Report reveals that funding cuts led to the demise of a leading Manchester-based festival

The decision by Manchester City Council to cut its funding to arts organisation Queer Up North (QUN) was the final straw which ultimately put an end to its hopes of staying afloat, according to a report documenting the activities leading up to its decision to close in April 2011.

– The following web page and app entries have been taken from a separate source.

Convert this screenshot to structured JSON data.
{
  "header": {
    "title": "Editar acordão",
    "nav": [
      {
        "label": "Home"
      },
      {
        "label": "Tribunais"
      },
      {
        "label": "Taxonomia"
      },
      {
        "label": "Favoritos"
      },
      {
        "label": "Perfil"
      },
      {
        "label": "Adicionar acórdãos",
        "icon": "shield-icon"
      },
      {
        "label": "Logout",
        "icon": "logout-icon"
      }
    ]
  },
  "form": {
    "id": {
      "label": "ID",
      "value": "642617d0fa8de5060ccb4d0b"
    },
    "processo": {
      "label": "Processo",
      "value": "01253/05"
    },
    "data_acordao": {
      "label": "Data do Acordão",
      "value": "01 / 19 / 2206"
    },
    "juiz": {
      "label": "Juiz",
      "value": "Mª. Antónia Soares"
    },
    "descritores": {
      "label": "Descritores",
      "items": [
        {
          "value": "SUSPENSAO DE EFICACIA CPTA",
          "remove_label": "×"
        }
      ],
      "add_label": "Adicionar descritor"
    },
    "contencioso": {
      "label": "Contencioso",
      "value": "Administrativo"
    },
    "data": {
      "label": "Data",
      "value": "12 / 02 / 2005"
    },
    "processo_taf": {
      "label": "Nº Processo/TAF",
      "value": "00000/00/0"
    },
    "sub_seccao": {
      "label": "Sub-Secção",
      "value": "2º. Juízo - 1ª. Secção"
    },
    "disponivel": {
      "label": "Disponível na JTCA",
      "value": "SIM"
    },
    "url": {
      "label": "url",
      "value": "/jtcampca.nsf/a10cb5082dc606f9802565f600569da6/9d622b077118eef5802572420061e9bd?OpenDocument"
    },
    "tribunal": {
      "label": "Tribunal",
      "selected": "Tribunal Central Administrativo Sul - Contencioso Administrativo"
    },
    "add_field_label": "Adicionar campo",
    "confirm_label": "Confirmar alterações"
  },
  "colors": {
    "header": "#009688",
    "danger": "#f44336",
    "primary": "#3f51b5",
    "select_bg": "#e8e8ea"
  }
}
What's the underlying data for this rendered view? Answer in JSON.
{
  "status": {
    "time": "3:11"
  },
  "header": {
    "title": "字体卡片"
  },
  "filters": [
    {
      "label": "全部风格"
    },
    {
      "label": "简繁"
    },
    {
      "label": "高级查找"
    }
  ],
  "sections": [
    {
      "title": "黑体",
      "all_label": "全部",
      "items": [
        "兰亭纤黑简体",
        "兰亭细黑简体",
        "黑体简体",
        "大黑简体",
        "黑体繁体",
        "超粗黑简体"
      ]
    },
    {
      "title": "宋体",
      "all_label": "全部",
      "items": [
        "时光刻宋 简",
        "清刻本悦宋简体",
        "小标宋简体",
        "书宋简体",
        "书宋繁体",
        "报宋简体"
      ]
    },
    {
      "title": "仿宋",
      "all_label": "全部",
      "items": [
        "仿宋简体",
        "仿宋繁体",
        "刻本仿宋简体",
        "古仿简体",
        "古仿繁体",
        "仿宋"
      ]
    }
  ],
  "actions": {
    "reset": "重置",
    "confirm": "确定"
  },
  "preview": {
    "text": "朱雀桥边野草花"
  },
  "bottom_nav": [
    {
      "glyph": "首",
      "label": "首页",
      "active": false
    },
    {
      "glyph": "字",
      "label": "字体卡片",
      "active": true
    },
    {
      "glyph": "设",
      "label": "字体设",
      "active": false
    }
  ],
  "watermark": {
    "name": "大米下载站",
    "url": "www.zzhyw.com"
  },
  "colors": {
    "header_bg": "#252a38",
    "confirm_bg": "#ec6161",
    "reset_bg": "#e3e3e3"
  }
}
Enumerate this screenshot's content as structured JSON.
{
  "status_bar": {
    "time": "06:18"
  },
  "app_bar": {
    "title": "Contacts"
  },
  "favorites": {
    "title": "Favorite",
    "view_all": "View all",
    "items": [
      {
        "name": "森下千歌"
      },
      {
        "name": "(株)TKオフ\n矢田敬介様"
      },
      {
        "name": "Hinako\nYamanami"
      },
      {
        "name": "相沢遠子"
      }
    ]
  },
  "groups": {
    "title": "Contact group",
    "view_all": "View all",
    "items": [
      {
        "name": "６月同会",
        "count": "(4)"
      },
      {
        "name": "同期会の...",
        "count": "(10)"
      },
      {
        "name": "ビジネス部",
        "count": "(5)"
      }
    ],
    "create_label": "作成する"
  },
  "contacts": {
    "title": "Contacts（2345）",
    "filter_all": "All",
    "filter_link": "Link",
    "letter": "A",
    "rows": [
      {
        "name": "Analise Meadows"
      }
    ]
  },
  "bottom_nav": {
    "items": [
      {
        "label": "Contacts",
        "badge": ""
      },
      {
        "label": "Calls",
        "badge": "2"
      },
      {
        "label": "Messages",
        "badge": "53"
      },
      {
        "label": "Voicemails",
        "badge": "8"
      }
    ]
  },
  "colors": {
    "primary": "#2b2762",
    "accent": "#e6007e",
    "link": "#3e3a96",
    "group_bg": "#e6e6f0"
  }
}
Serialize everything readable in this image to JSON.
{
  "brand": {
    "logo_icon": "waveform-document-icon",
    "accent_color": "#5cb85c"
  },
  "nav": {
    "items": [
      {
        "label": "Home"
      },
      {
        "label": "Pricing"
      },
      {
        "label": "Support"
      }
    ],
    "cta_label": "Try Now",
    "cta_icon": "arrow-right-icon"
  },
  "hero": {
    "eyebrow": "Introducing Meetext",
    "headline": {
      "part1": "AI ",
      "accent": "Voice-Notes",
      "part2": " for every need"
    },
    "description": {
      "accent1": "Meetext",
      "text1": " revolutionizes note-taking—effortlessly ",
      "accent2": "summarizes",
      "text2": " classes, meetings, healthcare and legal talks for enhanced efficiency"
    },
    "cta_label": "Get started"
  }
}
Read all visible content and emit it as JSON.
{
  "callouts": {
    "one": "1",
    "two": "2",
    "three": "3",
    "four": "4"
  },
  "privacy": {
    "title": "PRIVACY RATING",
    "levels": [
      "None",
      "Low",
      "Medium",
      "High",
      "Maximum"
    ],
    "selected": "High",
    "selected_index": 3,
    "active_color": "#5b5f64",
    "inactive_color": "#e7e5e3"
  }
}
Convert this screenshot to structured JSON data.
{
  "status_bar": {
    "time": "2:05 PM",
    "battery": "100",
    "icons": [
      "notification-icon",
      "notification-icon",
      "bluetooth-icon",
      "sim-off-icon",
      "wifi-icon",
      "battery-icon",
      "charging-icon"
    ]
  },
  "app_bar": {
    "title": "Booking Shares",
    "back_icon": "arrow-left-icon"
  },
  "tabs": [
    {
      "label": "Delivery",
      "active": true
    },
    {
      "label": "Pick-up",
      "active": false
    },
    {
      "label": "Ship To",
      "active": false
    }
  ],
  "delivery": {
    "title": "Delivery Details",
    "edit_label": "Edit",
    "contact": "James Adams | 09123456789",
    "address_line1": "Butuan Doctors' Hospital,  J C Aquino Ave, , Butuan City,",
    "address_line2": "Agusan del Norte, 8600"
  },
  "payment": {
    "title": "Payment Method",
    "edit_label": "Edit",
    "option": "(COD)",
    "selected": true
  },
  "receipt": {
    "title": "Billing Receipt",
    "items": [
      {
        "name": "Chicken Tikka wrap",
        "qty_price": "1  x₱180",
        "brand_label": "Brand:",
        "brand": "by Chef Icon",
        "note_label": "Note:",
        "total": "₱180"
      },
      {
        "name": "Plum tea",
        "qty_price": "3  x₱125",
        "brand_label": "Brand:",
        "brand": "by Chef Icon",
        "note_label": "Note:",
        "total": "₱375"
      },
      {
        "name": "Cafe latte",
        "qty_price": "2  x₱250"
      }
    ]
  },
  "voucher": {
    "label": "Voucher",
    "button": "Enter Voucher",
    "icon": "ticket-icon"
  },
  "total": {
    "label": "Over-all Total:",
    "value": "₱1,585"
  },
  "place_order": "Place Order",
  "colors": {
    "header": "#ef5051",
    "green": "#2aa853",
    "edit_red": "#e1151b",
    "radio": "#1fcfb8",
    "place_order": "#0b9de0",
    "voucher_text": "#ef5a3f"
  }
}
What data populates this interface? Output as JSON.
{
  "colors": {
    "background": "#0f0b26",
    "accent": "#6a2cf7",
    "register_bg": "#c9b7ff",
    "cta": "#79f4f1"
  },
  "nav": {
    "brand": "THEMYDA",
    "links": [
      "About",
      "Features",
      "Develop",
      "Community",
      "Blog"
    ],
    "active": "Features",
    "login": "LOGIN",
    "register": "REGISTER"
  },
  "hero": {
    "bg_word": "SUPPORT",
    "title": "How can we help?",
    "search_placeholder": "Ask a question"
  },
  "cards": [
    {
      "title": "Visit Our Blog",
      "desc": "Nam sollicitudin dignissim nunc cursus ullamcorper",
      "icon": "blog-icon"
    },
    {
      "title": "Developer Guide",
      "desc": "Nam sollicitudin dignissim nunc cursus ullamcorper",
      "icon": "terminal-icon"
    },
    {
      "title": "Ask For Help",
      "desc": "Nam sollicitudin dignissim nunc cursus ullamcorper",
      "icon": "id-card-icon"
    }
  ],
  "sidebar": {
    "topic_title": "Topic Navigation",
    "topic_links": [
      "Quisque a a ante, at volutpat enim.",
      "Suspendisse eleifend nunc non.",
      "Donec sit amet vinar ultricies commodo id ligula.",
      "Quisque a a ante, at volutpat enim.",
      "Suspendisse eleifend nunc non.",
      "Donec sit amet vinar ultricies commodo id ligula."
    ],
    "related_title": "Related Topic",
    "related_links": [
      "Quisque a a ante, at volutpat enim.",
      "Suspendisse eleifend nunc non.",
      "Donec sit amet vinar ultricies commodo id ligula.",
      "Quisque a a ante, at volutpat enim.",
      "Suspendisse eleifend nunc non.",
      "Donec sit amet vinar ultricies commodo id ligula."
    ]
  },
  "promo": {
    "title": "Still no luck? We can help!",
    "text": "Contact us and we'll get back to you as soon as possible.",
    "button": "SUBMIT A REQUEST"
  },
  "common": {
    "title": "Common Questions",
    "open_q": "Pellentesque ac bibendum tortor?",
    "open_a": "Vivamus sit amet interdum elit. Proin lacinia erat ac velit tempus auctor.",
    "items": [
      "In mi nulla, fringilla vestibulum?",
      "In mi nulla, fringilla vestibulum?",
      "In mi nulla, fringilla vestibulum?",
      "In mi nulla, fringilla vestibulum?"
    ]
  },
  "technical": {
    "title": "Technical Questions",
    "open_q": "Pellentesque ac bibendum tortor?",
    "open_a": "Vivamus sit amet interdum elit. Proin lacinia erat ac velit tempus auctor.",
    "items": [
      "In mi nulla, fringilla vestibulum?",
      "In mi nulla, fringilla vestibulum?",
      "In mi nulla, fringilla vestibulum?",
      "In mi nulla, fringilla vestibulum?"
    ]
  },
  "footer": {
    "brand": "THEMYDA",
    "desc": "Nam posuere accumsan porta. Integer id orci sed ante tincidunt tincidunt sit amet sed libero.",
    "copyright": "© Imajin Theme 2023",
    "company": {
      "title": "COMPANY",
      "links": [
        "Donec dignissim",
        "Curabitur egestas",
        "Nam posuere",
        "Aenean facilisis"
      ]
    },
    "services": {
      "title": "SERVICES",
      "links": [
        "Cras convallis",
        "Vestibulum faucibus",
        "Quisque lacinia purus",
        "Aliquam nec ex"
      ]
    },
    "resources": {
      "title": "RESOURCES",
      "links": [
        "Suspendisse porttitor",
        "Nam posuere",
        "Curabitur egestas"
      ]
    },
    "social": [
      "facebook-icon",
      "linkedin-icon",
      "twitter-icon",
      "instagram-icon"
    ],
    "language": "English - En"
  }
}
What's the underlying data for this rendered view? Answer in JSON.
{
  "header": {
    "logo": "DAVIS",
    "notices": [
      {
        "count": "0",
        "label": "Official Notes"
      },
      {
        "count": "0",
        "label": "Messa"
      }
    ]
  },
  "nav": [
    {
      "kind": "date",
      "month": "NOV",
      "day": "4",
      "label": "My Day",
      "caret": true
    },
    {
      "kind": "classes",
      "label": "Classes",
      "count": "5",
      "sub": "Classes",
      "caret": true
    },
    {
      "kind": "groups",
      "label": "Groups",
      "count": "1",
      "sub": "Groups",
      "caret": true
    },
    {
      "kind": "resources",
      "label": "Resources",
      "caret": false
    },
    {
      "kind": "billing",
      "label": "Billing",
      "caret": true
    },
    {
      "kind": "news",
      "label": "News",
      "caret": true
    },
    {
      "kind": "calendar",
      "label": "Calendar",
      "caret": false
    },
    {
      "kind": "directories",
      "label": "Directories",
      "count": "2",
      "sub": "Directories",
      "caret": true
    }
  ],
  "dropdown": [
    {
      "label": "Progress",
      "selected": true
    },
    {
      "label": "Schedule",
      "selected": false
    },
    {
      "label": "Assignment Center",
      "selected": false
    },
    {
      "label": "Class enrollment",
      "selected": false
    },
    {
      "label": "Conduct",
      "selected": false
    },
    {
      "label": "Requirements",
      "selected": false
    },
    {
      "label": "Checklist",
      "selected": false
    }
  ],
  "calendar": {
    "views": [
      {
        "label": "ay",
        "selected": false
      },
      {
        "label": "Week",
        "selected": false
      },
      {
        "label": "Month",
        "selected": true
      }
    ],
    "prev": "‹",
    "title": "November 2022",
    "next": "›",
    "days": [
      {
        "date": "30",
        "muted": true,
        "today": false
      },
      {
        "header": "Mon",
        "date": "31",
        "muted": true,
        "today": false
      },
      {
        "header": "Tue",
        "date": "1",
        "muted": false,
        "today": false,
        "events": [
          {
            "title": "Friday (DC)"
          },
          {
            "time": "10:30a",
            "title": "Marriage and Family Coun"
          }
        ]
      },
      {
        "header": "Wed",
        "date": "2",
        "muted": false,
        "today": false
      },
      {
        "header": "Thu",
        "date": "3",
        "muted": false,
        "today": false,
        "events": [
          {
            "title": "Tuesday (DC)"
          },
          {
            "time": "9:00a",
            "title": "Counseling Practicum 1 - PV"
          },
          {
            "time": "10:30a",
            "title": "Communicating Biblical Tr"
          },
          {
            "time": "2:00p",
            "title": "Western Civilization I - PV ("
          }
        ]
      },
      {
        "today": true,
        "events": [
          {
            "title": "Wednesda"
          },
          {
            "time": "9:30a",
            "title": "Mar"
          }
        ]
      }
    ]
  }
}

The company, well known for its annual festival, started trading in 1994, but since 2007 had been recording losses which led to a cumulative deficit of £83,000 following the June 2009 festival. The 2010 festival went ahead after the directors sought professional advice about the festival budget and in relation to the legal position of the company and the directors. Despite the subsequent withdrawal of offers of sponsorship by corporate sponsors and a £23,000 shortfall on the budget for box office takings, the 2010 festival still recorded a £21,000 surplus, and even though Arts Council England annual revenue funding, worth £102,000 in 2010/11, was coming to an end, the company then reached an agreement with Manchester Pride to act as Producing Partner for a 2011 festival. However, the sudden announcement of a funding cut – worth £30,000 – by Manchester City Council, which had been one of QUN’s key funders for 18 years, coupled with the reduction of a long-running sponsorship deal to the tune of £10,000, led Manchester Pride to decide that the collaboration was no longer financially feasible. In the absence of viable alternatives, the directors decided to place QUN into Creditors’ Voluntary Liquidation. Creditors are now owed nearly £80,000, with the tax authorities and the bank accounting for over half of this. One creditor, who asked not to be named, described the organisation as “victims of circumstance” but added “reading the report it really does feel like there was some wildly optimistic accounting and questionable decision making too.”